The Investor Forum – the new body charged with improving investor-corporate dialogue in the UK – was formally launched today, with the top two roles taken by senior asset management figures Simon Fraser and Andy Griffiths.
Fraser, the former Chief Investment Officer of Fidelity Worldwide Investment who currently chairs Foreign & Colonial Investment Trust, will chair the body that was proposed by Professor John Kay in his review of UK equity markets and short-termism.
Griffiths, the former Senior Vice President at US fund management giant Capital Group and deputy head of research with Prudential M&G Investment Management, will be the forum’s Executive Director. He is currently an advisor with Corsair Capital, the private equity firm that focuses on financial services.
“The Investor Forum will help facilitate better engagement between UK public companies and their shareholders to support long-term value creation opportunities,” said Fraser. Business Secretary Vince Cable said it was a “welcome step” towards more effective collective engagement by investors that would “bring about a shift in the culture of equity markets”.

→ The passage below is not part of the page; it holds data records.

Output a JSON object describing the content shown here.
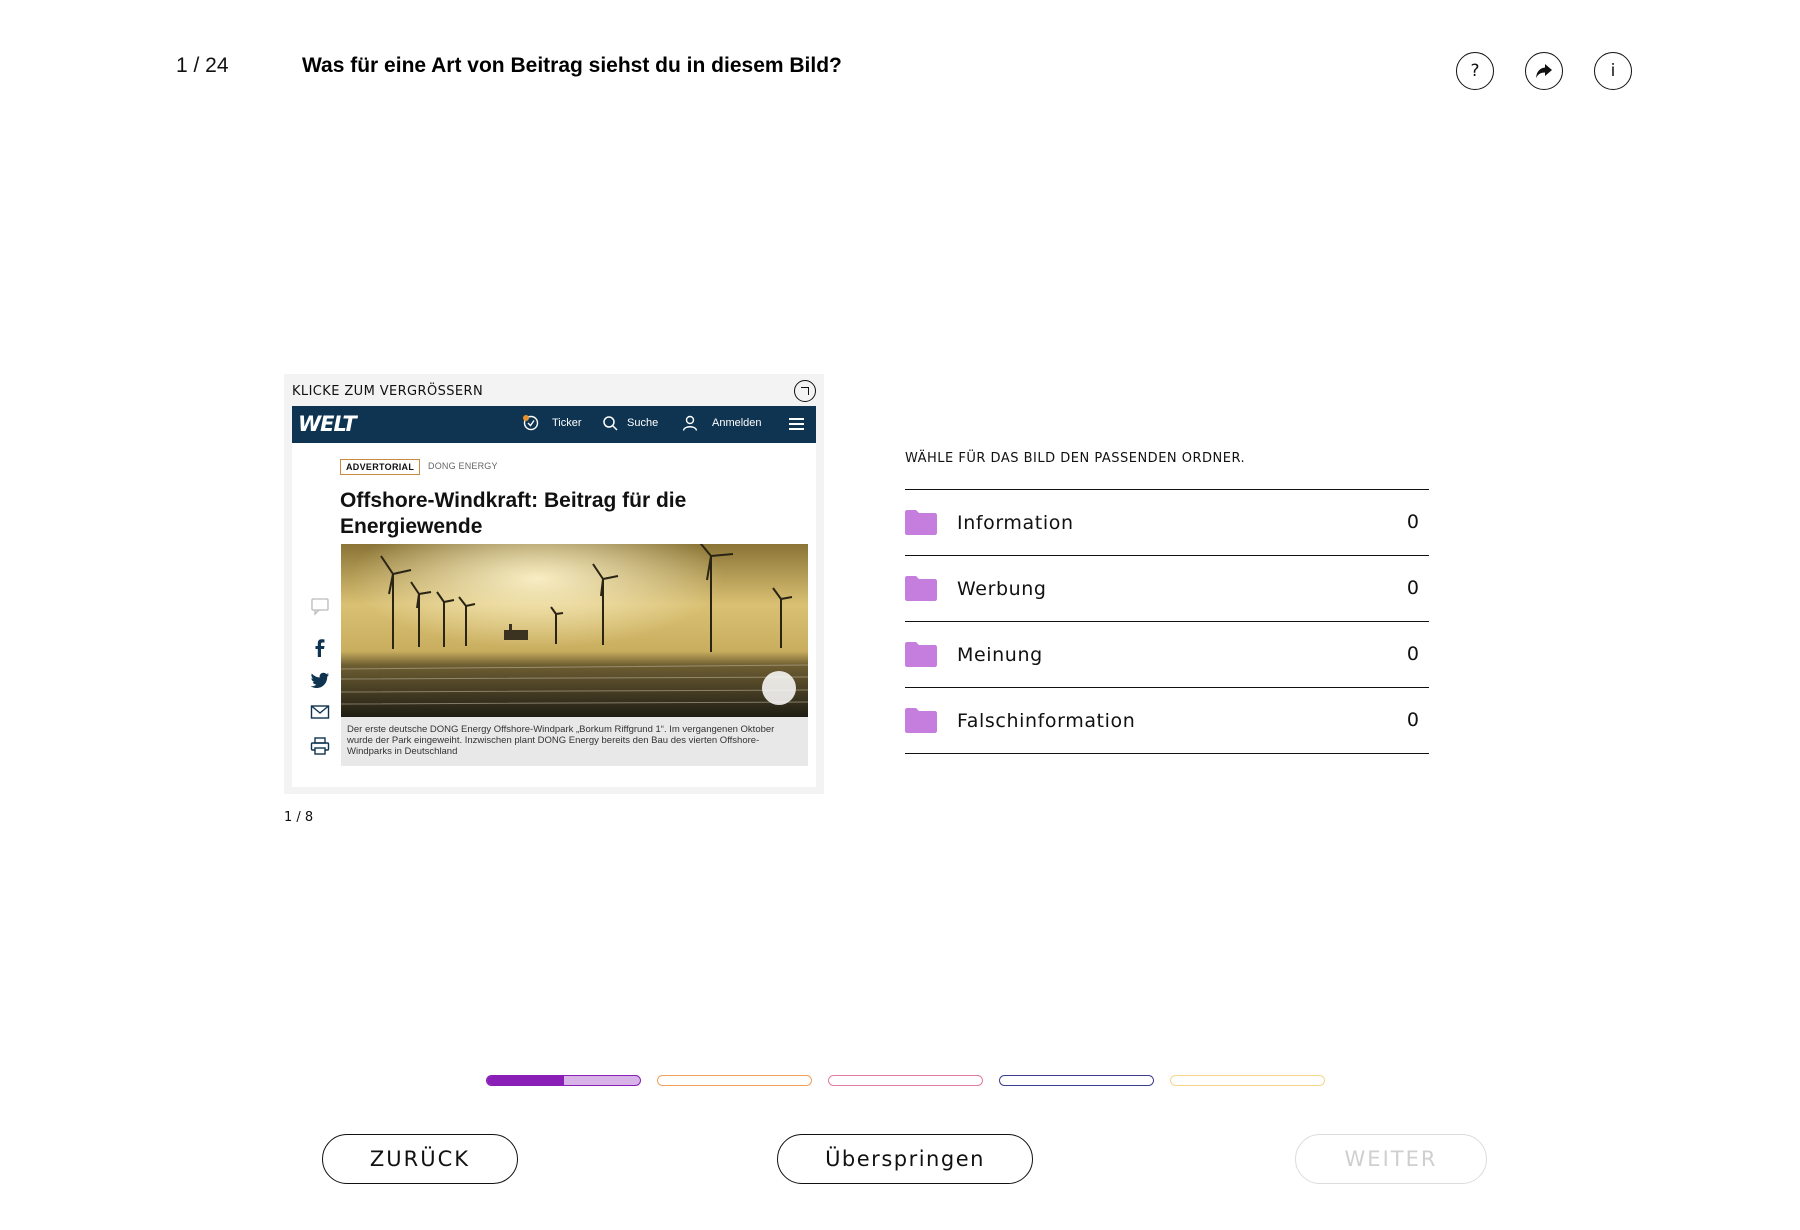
{
  "header": {
    "counter": "1 / 24",
    "question": "Was für eine Art von Beitrag siehst du in diesem Bild?",
    "help_label": "?",
    "info_label": "i"
  },
  "card": {
    "label": "KLICKE ZUM VERGRÖSSERN",
    "image_counter": "1 / 8",
    "screenshot": {
      "logo": "WELT",
      "nav_ticker": "Ticker",
      "nav_search": "Suche",
      "nav_login": "Anmelden",
      "badge": "ADVERTORIAL",
      "sponsor": "DONG ENERGY",
      "title": "Offshore-Windkraft: Beitrag für die Energiewende",
      "caption": "Der erste deutsche DONG Energy Offshore-Windpark „Borkum Riffgrund 1“. Im vergangenen Oktober wurde der Park eingeweiht. Inzwischen plant DONG Energy bereits den Bau des vierten Offshore-Windparks in Deutschland"
    }
  },
  "folders": {
    "label": "WÄHLE FÜR DAS BILD DEN PASSENDEN ORDNER.",
    "color": "#c57ede",
    "items": [
      {
        "name": "Information",
        "count": "0"
      },
      {
        "name": "Werbung",
        "count": "0"
      },
      {
        "name": "Meinung",
        "count": "0"
      },
      {
        "name": "Falschinformation",
        "count": "0"
      }
    ]
  },
  "progress": [
    {
      "color": "#8a1fb8",
      "light": "#d7b3e8",
      "fraction": 0.5
    },
    {
      "color": "#f0a15a",
      "light": "#f0a15a",
      "fraction": 0
    },
    {
      "color": "#e27aa3",
      "light": "#e27aa3",
      "fraction": 0
    },
    {
      "color": "#3c3f8f",
      "light": "#3c3f8f",
      "fraction": 0
    },
    {
      "color": "#f5d58a",
      "light": "#f5d58a",
      "fraction": 0
    }
  ],
  "buttons": {
    "back": "ZURÜCK",
    "skip": "Überspringen",
    "next": "WEITER"
  }
}
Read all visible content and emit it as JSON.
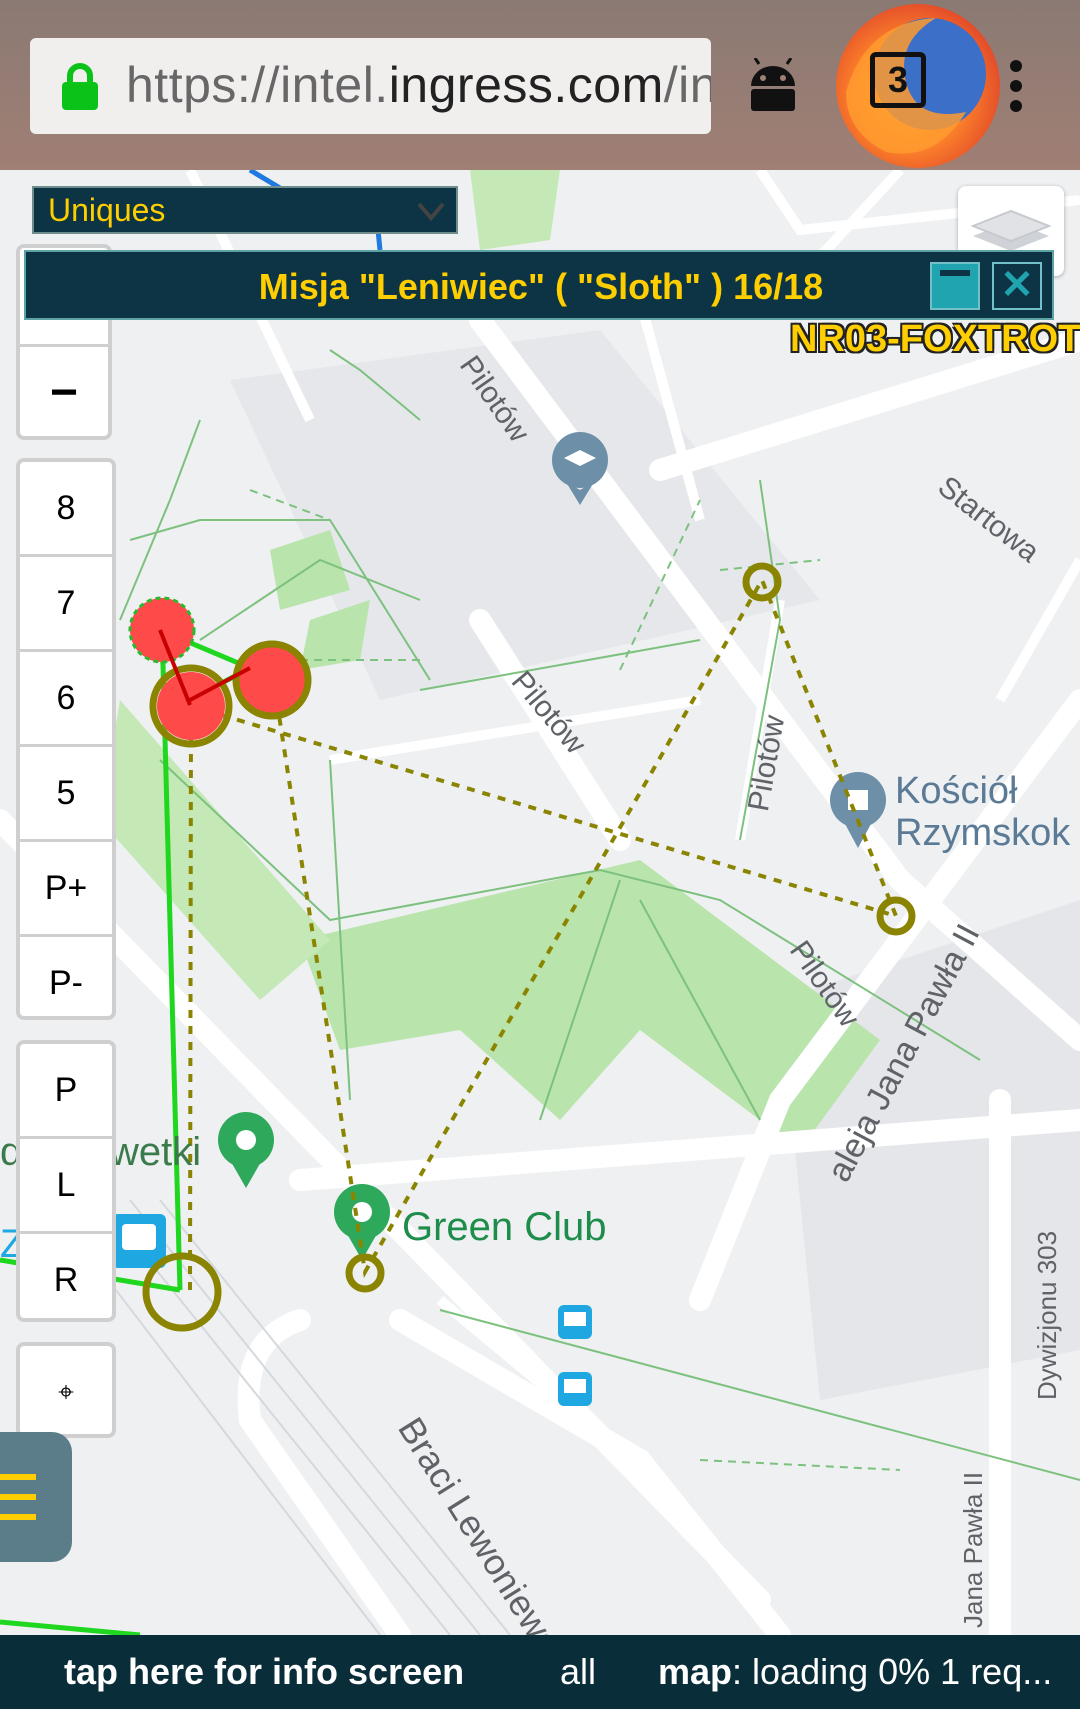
{
  "browser": {
    "url_prefix": "https://intel.",
    "url_host": "ingress.com",
    "url_suffix": "/in",
    "tab_count": "3",
    "icons": [
      "lock-icon",
      "android-icon",
      "firefox-logo",
      "tabs-icon",
      "menu-dots-icon"
    ]
  },
  "filter_select": {
    "value": "Uniques"
  },
  "mission": {
    "title": "Misja \"Leniwiec\" ( \"Sloth\" ) 16/18",
    "minimize_icon": "minimize-icon",
    "close_icon": "close-icon"
  },
  "portal_label": "NR03-FOXTROT",
  "map_controls": {
    "zoom_out": "−",
    "levels": [
      "8",
      "7",
      "6",
      "5",
      "P+",
      "P-"
    ],
    "layers": [
      "P",
      "L",
      "R"
    ],
    "locate": "⌖"
  },
  "map_labels": {
    "streets": [
      "Pilotów",
      "Pilotów",
      "Pilotów",
      "Pilotów",
      "Startowa",
      "aleja Jana Pawła II",
      "Braci Lewoniewsk",
      "Dywizjonu 303",
      "Jana Pawła II"
    ],
    "poi_kosciol_1": "Kościół",
    "poi_kosciol_2": "Rzymskok",
    "poi_green_club": "Green Club",
    "poi_partial_1": "di",
    "poi_partial_2": "wetki",
    "poi_partial_3": "Za"
  },
  "colors": {
    "panel_bg": "#0c3444",
    "accent_yellow": "#ffce00",
    "link_green": "#00e000",
    "portal_red": "#ff4444",
    "waypoint_olive": "#8a8400",
    "park_green": "#b4e3a6"
  },
  "status_bar": {
    "info": "tap here for info screen",
    "filter": "all",
    "map_label": "map",
    "map_status": ": loading 0% 1 req..."
  }
}
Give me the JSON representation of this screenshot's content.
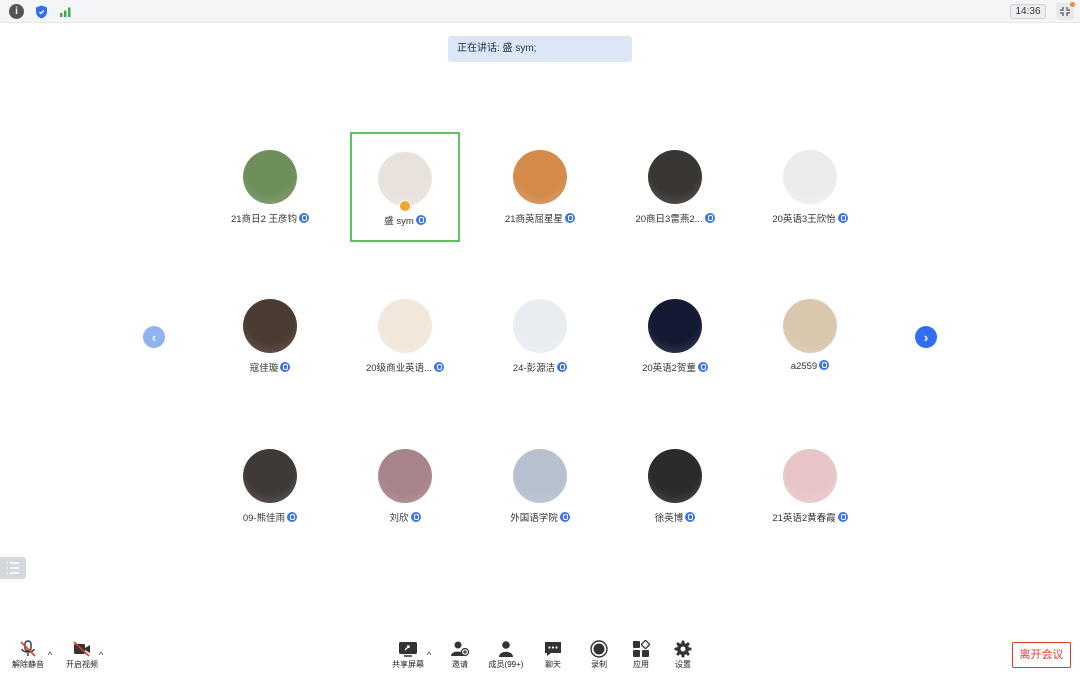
{
  "top_bar": {
    "clock": "14:36",
    "icons": [
      "info-icon",
      "shield-icon",
      "signal-icon",
      "fullscreen-exit-icon"
    ]
  },
  "speaking": {
    "text": "正在讲话: 盛 sym;"
  },
  "participants": [
    {
      "name": "21商日2 王彦钧",
      "avatar_color": "#6f8f5a",
      "active": false
    },
    {
      "name": "盛 sym",
      "avatar_color": "#e9e2dc",
      "active": true,
      "host": true
    },
    {
      "name": "21商英屈星星",
      "avatar_color": "#d38a4a",
      "active": false
    },
    {
      "name": "20商日3雷燕2...",
      "avatar_color": "#3a3634",
      "active": false
    },
    {
      "name": "20英语3王欣怡",
      "avatar_color": "#ececec",
      "active": false
    },
    {
      "name": "寇佳璇",
      "avatar_color": "#4a3b33",
      "active": false
    },
    {
      "name": "20级商业英语...",
      "avatar_color": "#f2e7db",
      "active": false
    },
    {
      "name": "24-彭源洁",
      "avatar_color": "#e9edf1",
      "active": false
    },
    {
      "name": "20英语2贺童",
      "avatar_color": "#151a33",
      "active": false
    },
    {
      "name": "a2559",
      "avatar_color": "#d9c7ae",
      "active": false
    },
    {
      "name": "09-熊佳雨",
      "avatar_color": "#3f3a38",
      "active": false
    },
    {
      "name": "刘欣",
      "avatar_color": "#a7848a",
      "active": false
    },
    {
      "name": "外国语学院",
      "avatar_color": "#b7c0cf",
      "active": false
    },
    {
      "name": "徐英博",
      "avatar_color": "#2c2a2a",
      "active": false
    },
    {
      "name": "21英语2黄春霞",
      "avatar_color": "#e8c6c8",
      "active": false
    }
  ],
  "toolbar": {
    "unmute": "解除静音",
    "start_video": "开启视频",
    "share_screen": "共享屏幕",
    "invite": "邀请",
    "members": "成员(99+)",
    "chat": "聊天",
    "record": "录制",
    "apps": "应用",
    "settings": "设置",
    "leave": "离开会议"
  },
  "colors": {
    "accent": "#2f6ff0",
    "active_border": "#5ac463",
    "leave": "#e03a2f",
    "host_badge": "#f5a32c"
  }
}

The idea is that the forum will be independent of any trade association and be open to all investors, whether based in the UK or elsewhere, who have an interest in UK companies. A shareholder ‘forum’ has existed in one form or another in the UK since at least the mid-1970s with varying degrees of success and designations. Most recently, in 2011, the trade body-backed Institutional Shareholders Committee morphed into the Institutional Investor Committee.
The new forum is being formed following recommendations made by a working group formed by the trade bodies the Association of British Insurers (ABI), the National Association of Pension Funds (NAPF) and the Investment Management Association (IMA) that was chaired by Baillie Gifford partner James Anderson.Legal & General Investment Management’s Director of Corporate Governance Sacha Sadan headed up the forum’s ‘implementation team’.
It’s hoped that participants will be asset managers and asset owners such as pension funds, life assurers and sovereign wealth funds.
“Promoting cultural change throughout the investment chain”
There has been scepticism about how effective the forum could be, with some leading figures worrying it could turn out to be ‘talking shop’. Another criticism has been the lack of asset owner involvement.
Fraser and Griffiths will now finalise the forum’s constitution and operating model, and assemble its board and stakeholder groups. It is expected the forum will hold its first meetings in September.
One of the stated objectives is “promoting cultural change throughout the investment chain”. The body will form ‘engagement groups’ – where a “critical mass” of investors will seek to drive change at firms.
NAPF Chief Executive Joanne Segars said the forum could be an important development in facilitating effective collective engagement amongst institutional investors: “This vehicle for greater collaboration should further assist the focus on developing sustainable long-term value creation for asset owners and, in turn, pension savers.” The forum has the support not only of the investor bodies but corporates such as Pearson, Marks & Spencer, and Barclays.
It comes after the IMA (to be renamed The Investment Association) said it would merge with the Investment Affairs division of the ABI, which includes the IVIS voting advisory service.